** The problem **
Could you set down every entry exactly as it appears?

** Supplied data **

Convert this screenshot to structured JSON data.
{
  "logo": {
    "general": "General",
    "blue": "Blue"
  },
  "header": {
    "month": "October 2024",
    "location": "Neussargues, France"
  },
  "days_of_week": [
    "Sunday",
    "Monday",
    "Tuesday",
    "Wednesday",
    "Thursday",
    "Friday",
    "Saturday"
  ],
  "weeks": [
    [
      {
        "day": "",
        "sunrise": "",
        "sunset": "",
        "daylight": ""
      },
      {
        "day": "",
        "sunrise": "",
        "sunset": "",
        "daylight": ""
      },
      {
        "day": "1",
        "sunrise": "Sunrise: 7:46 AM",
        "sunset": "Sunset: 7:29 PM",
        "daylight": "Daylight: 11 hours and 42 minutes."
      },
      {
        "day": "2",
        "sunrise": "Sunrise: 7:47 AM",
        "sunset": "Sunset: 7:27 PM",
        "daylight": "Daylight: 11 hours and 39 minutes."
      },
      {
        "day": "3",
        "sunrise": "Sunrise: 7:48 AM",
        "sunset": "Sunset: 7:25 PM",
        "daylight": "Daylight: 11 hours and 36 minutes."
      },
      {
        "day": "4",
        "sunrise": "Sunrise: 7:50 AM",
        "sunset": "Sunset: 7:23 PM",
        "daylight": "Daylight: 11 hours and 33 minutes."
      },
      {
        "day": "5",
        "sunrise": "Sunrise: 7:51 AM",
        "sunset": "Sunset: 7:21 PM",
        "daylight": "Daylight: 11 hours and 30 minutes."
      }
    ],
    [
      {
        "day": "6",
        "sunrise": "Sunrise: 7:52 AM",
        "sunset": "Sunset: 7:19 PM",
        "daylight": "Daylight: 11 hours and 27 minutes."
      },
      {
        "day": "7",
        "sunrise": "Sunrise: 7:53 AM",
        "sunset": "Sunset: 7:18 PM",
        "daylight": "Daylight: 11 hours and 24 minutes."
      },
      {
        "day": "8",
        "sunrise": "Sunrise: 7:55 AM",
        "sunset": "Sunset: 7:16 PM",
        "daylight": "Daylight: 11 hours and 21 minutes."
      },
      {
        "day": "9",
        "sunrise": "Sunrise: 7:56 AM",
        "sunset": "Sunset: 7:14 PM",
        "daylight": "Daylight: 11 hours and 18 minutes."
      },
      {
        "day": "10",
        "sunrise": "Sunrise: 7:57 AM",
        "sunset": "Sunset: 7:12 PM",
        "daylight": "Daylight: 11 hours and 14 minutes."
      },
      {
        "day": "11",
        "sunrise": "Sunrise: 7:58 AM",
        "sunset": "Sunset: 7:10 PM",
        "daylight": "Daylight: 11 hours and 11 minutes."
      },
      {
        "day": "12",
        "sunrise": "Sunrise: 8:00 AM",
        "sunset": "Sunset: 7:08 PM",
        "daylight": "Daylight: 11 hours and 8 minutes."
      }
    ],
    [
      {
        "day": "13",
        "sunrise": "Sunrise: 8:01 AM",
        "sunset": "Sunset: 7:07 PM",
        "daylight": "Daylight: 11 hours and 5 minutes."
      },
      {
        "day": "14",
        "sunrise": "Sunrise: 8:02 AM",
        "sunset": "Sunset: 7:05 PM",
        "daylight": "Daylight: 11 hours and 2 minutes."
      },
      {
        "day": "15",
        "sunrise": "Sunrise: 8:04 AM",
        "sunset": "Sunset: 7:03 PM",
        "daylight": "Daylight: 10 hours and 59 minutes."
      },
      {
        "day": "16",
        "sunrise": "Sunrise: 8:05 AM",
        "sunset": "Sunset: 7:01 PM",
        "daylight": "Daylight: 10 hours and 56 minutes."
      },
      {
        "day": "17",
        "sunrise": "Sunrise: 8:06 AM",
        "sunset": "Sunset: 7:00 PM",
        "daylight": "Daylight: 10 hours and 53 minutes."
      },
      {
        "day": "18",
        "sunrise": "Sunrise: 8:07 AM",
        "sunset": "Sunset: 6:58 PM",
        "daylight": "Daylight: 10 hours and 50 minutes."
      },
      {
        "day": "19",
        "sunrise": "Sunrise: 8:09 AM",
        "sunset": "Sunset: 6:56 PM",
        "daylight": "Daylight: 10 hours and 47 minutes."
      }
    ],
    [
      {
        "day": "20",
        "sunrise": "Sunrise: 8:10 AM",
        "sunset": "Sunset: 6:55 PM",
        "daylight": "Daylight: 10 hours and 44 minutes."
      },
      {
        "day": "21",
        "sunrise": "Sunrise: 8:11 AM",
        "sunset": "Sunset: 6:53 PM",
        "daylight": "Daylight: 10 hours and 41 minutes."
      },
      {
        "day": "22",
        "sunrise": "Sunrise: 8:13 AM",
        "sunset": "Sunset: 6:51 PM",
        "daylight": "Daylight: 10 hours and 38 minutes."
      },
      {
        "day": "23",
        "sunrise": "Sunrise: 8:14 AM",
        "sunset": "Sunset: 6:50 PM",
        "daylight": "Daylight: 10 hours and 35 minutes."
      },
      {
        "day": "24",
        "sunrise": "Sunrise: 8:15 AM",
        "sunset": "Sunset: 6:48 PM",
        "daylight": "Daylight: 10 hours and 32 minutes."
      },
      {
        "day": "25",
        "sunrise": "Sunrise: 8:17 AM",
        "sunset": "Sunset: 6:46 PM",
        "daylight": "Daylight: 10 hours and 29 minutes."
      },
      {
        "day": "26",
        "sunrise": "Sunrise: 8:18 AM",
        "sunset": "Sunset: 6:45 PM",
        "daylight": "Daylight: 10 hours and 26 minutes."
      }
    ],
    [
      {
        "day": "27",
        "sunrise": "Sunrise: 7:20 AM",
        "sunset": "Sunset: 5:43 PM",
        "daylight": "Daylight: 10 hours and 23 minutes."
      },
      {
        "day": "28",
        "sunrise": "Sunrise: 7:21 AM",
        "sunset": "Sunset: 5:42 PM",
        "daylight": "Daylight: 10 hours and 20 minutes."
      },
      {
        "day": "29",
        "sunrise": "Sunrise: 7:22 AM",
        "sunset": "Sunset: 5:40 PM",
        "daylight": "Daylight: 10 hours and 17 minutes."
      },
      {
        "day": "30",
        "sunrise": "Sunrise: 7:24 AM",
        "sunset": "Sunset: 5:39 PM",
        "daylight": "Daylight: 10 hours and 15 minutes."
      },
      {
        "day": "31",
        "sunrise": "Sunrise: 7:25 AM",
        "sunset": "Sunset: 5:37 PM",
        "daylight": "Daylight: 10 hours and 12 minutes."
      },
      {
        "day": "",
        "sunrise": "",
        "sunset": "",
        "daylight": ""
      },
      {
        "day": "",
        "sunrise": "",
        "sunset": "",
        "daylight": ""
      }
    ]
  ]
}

** Exercise output **
Convert this screenshot to structured JSON data.
{
  "logo": {
    "general": "General",
    "blue": "Blue"
  },
  "header": {
    "month": "October 2024",
    "location": "Neussargues, France"
  },
  "days_of_week": [
    "Sunday",
    "Monday",
    "Tuesday",
    "Wednesday",
    "Thursday",
    "Friday",
    "Saturday"
  ],
  "weeks": [
    [
      {
        "day": "",
        "sunrise": "",
        "sunset": "",
        "daylight": ""
      },
      {
        "day": "",
        "sunrise": "",
        "sunset": "",
        "daylight": ""
      },
      {
        "day": "1",
        "sunrise": "Sunrise: 7:46 AM",
        "sunset": "Sunset: 7:29 PM",
        "daylight": "Daylight: 11 hours and 42 minutes."
      },
      {
        "day": "2",
        "sunrise": "Sunrise: 7:47 AM",
        "sunset": "Sunset: 7:27 PM",
        "daylight": "Daylight: 11 hours and 39 minutes."
      },
      {
        "day": "3",
        "sunrise": "Sunrise: 7:48 AM",
        "sunset": "Sunset: 7:25 PM",
        "daylight": "Daylight: 11 hours and 36 minutes."
      },
      {
        "day": "4",
        "sunrise": "Sunrise: 7:50 AM",
        "sunset": "Sunset: 7:23 PM",
        "daylight": "Daylight: 11 hours and 33 minutes."
      },
      {
        "day": "5",
        "sunrise": "Sunrise: 7:51 AM",
        "sunset": "Sunset: 7:21 PM",
        "daylight": "Daylight: 11 hours and 30 minutes."
      }
    ],
    [
      {
        "day": "6",
        "sunrise": "Sunrise: 7:52 AM",
        "sunset": "Sunset: 7:19 PM",
        "daylight": "Daylight: 11 hours and 27 minutes."
      },
      {
        "day": "7",
        "sunrise": "Sunrise: 7:53 AM",
        "sunset": "Sunset: 7:18 PM",
        "daylight": "Daylight: 11 hours and 24 minutes."
      },
      {
        "day": "8",
        "sunrise": "Sunrise: 7:55 AM",
        "sunset": "Sunset: 7:16 PM",
        "daylight": "Daylight: 11 hours and 21 minutes."
      },
      {
        "day": "9",
        "sunrise": "Sunrise: 7:56 AM",
        "sunset": "Sunset: 7:14 PM",
        "daylight": "Daylight: 11 hours and 18 minutes."
      },
      {
        "day": "10",
        "sunrise": "Sunrise: 7:57 AM",
        "sunset": "Sunset: 7:12 PM",
        "daylight": "Daylight: 11 hours and 14 minutes."
      },
      {
        "day": "11",
        "sunrise": "Sunrise: 7:58 AM",
        "sunset": "Sunset: 7:10 PM",
        "daylight": "Daylight: 11 hours and 11 minutes."
      },
      {
        "day": "12",
        "sunrise": "Sunrise: 8:00 AM",
        "sunset": "Sunset: 7:08 PM",
        "daylight": "Daylight: 11 hours and 8 minutes."
      }
    ],
    [
      {
        "day": "13",
        "sunrise": "Sunrise: 8:01 AM",
        "sunset": "Sunset: 7:07 PM",
        "daylight": "Daylight: 11 hours and 5 minutes."
      },
      {
        "day": "14",
        "sunrise": "Sunrise: 8:02 AM",
        "sunset": "Sunset: 7:05 PM",
        "daylight": "Daylight: 11 hours and 2 minutes."
      },
      {
        "day": "15",
        "sunrise": "Sunrise: 8:04 AM",
        "sunset": "Sunset: 7:03 PM",
        "daylight": "Daylight: 10 hours and 59 minutes."
      },
      {
        "day": "16",
        "sunrise": "Sunrise: 8:05 AM",
        "sunset": "Sunset: 7:01 PM",
        "daylight": "Daylight: 10 hours and 56 minutes."
      },
      {
        "day": "17",
        "sunrise": "Sunrise: 8:06 AM",
        "sunset": "Sunset: 7:00 PM",
        "daylight": "Daylight: 10 hours and 53 minutes."
      },
      {
        "day": "18",
        "sunrise": "Sunrise: 8:07 AM",
        "sunset": "Sunset: 6:58 PM",
        "daylight": "Daylight: 10 hours and 50 minutes."
      },
      {
        "day": "19",
        "sunrise": "Sunrise: 8:09 AM",
        "sunset": "Sunset: 6:56 PM",
        "daylight": "Daylight: 10 hours and 47 minutes."
      }
    ],
    [
      {
        "day": "20",
        "sunrise": "Sunrise: 8:10 AM",
        "sunset": "Sunset: 6:55 PM",
        "daylight": "Daylight: 10 hours and 44 minutes."
      },
      {
        "day": "21",
        "sunrise": "Sunrise: 8:11 AM",
        "sunset": "Sunset: 6:53 PM",
        "daylight": "Daylight: 10 hours and 41 minutes."
      },
      {
        "day": "22",
        "sunrise": "Sunrise: 8:13 AM",
        "sunset": "Sunset: 6:51 PM",
        "daylight": "Daylight: 10 hours and 38 minutes."
      },
      {
        "day": "23",
        "sunrise": "Sunrise: 8:14 AM",
        "sunset": "Sunset: 6:50 PM",
        "daylight": "Daylight: 10 hours and 35 minutes."
      },
      {
        "day": "24",
        "sunrise": "Sunrise: 8:15 AM",
        "sunset": "Sunset: 6:48 PM",
        "daylight": "Daylight: 10 hours and 32 minutes."
      },
      {
        "day": "25",
        "sunrise": "Sunrise: 8:17 AM",
        "sunset": "Sunset: 6:46 PM",
        "daylight": "Daylight: 10 hours and 29 minutes."
      },
      {
        "day": "26",
        "sunrise": "Sunrise: 8:18 AM",
        "sunset": "Sunset: 6:45 PM",
        "daylight": "Daylight: 10 hours and 26 minutes."
      }
    ],
    [
      {
        "day": "27",
        "sunrise": "Sunrise: 7:20 AM",
        "sunset": "Sunset: 5:43 PM",
        "daylight": "Daylight: 10 hours and 23 minutes."
      },
      {
        "day": "28",
        "sunrise": "Sunrise: 7:21 AM",
        "sunset": "Sunset: 5:42 PM",
        "daylight": "Daylight: 10 hours and 20 minutes."
      },
      {
        "day": "29",
        "sunrise": "Sunrise: 7:22 AM",
        "sunset": "Sunset: 5:40 PM",
        "daylight": "Daylight: 10 hours and 17 minutes."
      },
      {
        "day": "30",
        "sunrise": "Sunrise: 7:24 AM",
        "sunset": "Sunset: 5:39 PM",
        "daylight": "Daylight: 10 hours and 15 minutes."
      },
      {
        "day": "31",
        "sunrise": "Sunrise: 7:25 AM",
        "sunset": "Sunset: 5:37 PM",
        "daylight": "Daylight: 10 hours and 12 minutes."
      },
      {
        "day": "",
        "sunrise": "",
        "sunset": "",
        "daylight": ""
      },
      {
        "day": "",
        "sunrise": "",
        "sunset": "",
        "daylight": ""
      }
    ]
  ]
}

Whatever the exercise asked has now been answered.